__What you will do__. Please retype the records below exactly, omitting any images.

__Provided entries__.
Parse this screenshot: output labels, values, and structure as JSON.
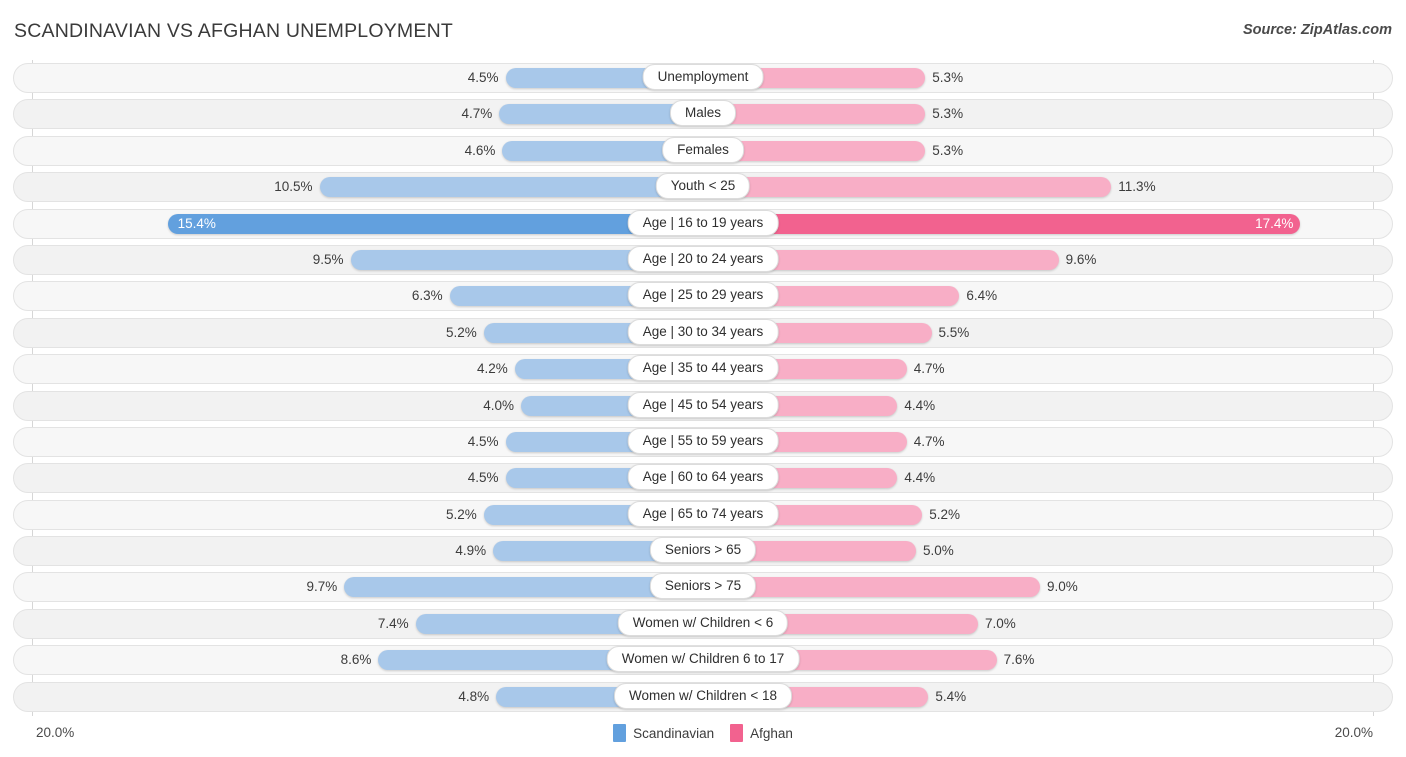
{
  "header": {
    "title": "SCANDINAVIAN VS AFGHAN UNEMPLOYMENT",
    "source": "Source: ZipAtlas.com"
  },
  "footer": {
    "axis_left": "20.0%",
    "axis_right": "20.0%",
    "legend": [
      {
        "label": "Scandinavian",
        "color": "#62a0de"
      },
      {
        "label": "Afghan",
        "color": "#f2628f"
      }
    ]
  },
  "colors": {
    "left_bar": "#a8c8ea",
    "left_bar_highlight": "#62a0de",
    "right_bar": "#f8aec6",
    "right_bar_highlight": "#f2628f",
    "row_track": "#f7f7f7",
    "axis_line": "#d6d6d6"
  },
  "chart_data": {
    "type": "bar",
    "subtype": "diverging-tornado",
    "title": "SCANDINAVIAN VS AFGHAN UNEMPLOYMENT",
    "xlabel": "",
    "ylabel": "",
    "xlim": [
      20.0,
      20.0
    ],
    "axis_max_left": 20.0,
    "axis_max_right": 20.0,
    "unit": "%",
    "grid": false,
    "legend_position": "bottom-center",
    "categories": [
      "Unemployment",
      "Males",
      "Females",
      "Youth < 25",
      "Age | 16 to 19 years",
      "Age | 20 to 24 years",
      "Age | 25 to 29 years",
      "Age | 30 to 34 years",
      "Age | 35 to 44 years",
      "Age | 45 to 54 years",
      "Age | 55 to 59 years",
      "Age | 60 to 64 years",
      "Age | 65 to 74 years",
      "Seniors > 65",
      "Seniors > 75",
      "Women w/ Children < 6",
      "Women w/ Children 6 to 17",
      "Women w/ Children < 18"
    ],
    "series": [
      {
        "name": "Scandinavian",
        "side": "left",
        "color": "#a8c8ea",
        "values": [
          4.5,
          4.7,
          4.6,
          10.5,
          15.4,
          9.5,
          6.3,
          5.2,
          4.2,
          4.0,
          4.5,
          4.5,
          5.2,
          4.9,
          9.7,
          7.4,
          8.6,
          4.8
        ],
        "labels": [
          "4.5%",
          "4.7%",
          "4.6%",
          "10.5%",
          "15.4%",
          "9.5%",
          "6.3%",
          "5.2%",
          "4.2%",
          "4.0%",
          "4.5%",
          "4.5%",
          "5.2%",
          "4.9%",
          "9.7%",
          "7.4%",
          "8.6%",
          "4.8%"
        ]
      },
      {
        "name": "Afghan",
        "side": "right",
        "color": "#f8aec6",
        "values": [
          5.3,
          5.3,
          5.3,
          11.3,
          17.4,
          9.6,
          6.4,
          5.5,
          4.7,
          4.4,
          4.7,
          4.4,
          5.2,
          5.0,
          9.0,
          7.0,
          7.6,
          5.4
        ],
        "labels": [
          "5.3%",
          "5.3%",
          "5.3%",
          "11.3%",
          "17.4%",
          "9.6%",
          "6.4%",
          "5.5%",
          "4.7%",
          "4.4%",
          "4.7%",
          "4.4%",
          "5.2%",
          "5.0%",
          "9.0%",
          "7.0%",
          "7.6%",
          "5.4%"
        ]
      }
    ],
    "highlighted_category": "Age | 16 to 19 years"
  }
}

__Output below__.
Parse this screenshot: output labels, values, and structure as JSON.
{
  "header": {
    "title": "SCANDINAVIAN VS AFGHAN UNEMPLOYMENT",
    "source": "Source: ZipAtlas.com"
  },
  "footer": {
    "axis_left": "20.0%",
    "axis_right": "20.0%",
    "legend": [
      {
        "label": "Scandinavian",
        "color": "#62a0de"
      },
      {
        "label": "Afghan",
        "color": "#f2628f"
      }
    ]
  },
  "colors": {
    "left_bar": "#a8c8ea",
    "left_bar_highlight": "#62a0de",
    "right_bar": "#f8aec6",
    "right_bar_highlight": "#f2628f",
    "row_track": "#f7f7f7",
    "axis_line": "#d6d6d6"
  },
  "chart_data": {
    "type": "bar",
    "subtype": "diverging-tornado",
    "title": "SCANDINAVIAN VS AFGHAN UNEMPLOYMENT",
    "xlabel": "",
    "ylabel": "",
    "xlim": [
      20.0,
      20.0
    ],
    "axis_max_left": 20.0,
    "axis_max_right": 20.0,
    "unit": "%",
    "grid": false,
    "legend_position": "bottom-center",
    "categories": [
      "Unemployment",
      "Males",
      "Females",
      "Youth < 25",
      "Age | 16 to 19 years",
      "Age | 20 to 24 years",
      "Age | 25 to 29 years",
      "Age | 30 to 34 years",
      "Age | 35 to 44 years",
      "Age | 45 to 54 years",
      "Age | 55 to 59 years",
      "Age | 60 to 64 years",
      "Age | 65 to 74 years",
      "Seniors > 65",
      "Seniors > 75",
      "Women w/ Children < 6",
      "Women w/ Children 6 to 17",
      "Women w/ Children < 18"
    ],
    "series": [
      {
        "name": "Scandinavian",
        "side": "left",
        "color": "#a8c8ea",
        "values": [
          4.5,
          4.7,
          4.6,
          10.5,
          15.4,
          9.5,
          6.3,
          5.2,
          4.2,
          4.0,
          4.5,
          4.5,
          5.2,
          4.9,
          9.7,
          7.4,
          8.6,
          4.8
        ],
        "labels": [
          "4.5%",
          "4.7%",
          "4.6%",
          "10.5%",
          "15.4%",
          "9.5%",
          "6.3%",
          "5.2%",
          "4.2%",
          "4.0%",
          "4.5%",
          "4.5%",
          "5.2%",
          "4.9%",
          "9.7%",
          "7.4%",
          "8.6%",
          "4.8%"
        ]
      },
      {
        "name": "Afghan",
        "side": "right",
        "color": "#f8aec6",
        "values": [
          5.3,
          5.3,
          5.3,
          11.3,
          17.4,
          9.6,
          6.4,
          5.5,
          4.7,
          4.4,
          4.7,
          4.4,
          5.2,
          5.0,
          9.0,
          7.0,
          7.6,
          5.4
        ],
        "labels": [
          "5.3%",
          "5.3%",
          "5.3%",
          "11.3%",
          "17.4%",
          "9.6%",
          "6.4%",
          "5.5%",
          "4.7%",
          "4.4%",
          "4.7%",
          "4.4%",
          "5.2%",
          "5.0%",
          "9.0%",
          "7.0%",
          "7.6%",
          "5.4%"
        ]
      }
    ],
    "highlighted_category": "Age | 16 to 19 years"
  }
}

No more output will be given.